▸ **Activity**: What you return should be each line of the data containing the string "active".

════════════════════

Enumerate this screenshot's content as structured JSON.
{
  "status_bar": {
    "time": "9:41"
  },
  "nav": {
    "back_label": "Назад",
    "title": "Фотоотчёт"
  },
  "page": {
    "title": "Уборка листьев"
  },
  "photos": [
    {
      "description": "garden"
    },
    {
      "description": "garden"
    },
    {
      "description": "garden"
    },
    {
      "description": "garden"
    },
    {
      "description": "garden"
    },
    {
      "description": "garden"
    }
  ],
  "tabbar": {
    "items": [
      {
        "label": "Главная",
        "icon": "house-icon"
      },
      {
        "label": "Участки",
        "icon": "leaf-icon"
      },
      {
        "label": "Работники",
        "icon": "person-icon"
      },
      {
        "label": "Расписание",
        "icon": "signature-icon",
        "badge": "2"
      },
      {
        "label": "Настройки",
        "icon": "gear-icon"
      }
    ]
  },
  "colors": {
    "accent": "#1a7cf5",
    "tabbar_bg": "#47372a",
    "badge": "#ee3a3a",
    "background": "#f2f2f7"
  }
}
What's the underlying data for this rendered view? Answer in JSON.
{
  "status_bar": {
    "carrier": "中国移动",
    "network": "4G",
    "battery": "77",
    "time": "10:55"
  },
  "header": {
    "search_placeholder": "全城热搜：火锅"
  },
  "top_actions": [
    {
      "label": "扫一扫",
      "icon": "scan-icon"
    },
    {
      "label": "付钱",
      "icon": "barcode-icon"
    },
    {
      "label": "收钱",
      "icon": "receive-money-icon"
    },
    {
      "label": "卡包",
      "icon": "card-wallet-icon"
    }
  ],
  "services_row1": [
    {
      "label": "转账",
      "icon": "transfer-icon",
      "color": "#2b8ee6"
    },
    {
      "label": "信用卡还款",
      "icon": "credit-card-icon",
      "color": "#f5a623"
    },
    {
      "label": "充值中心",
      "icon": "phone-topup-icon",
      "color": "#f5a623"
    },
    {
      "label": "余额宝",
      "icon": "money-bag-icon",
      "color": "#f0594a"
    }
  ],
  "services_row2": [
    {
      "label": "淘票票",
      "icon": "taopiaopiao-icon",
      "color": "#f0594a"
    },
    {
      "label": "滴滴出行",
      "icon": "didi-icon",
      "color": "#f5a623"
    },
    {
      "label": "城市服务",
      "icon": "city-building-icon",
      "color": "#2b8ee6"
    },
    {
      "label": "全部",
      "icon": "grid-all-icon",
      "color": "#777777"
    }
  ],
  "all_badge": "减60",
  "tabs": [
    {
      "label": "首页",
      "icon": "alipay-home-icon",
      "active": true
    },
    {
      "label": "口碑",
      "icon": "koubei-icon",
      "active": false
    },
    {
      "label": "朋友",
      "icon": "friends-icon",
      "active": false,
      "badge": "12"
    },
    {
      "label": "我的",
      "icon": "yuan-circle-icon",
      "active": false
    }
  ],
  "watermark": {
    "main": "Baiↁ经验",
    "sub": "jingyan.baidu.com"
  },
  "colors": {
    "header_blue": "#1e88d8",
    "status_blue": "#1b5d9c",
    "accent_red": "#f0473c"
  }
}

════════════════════

▸ **Response for this exercise**:
      "active": true
      "active": false
      "active": false,
      "active": false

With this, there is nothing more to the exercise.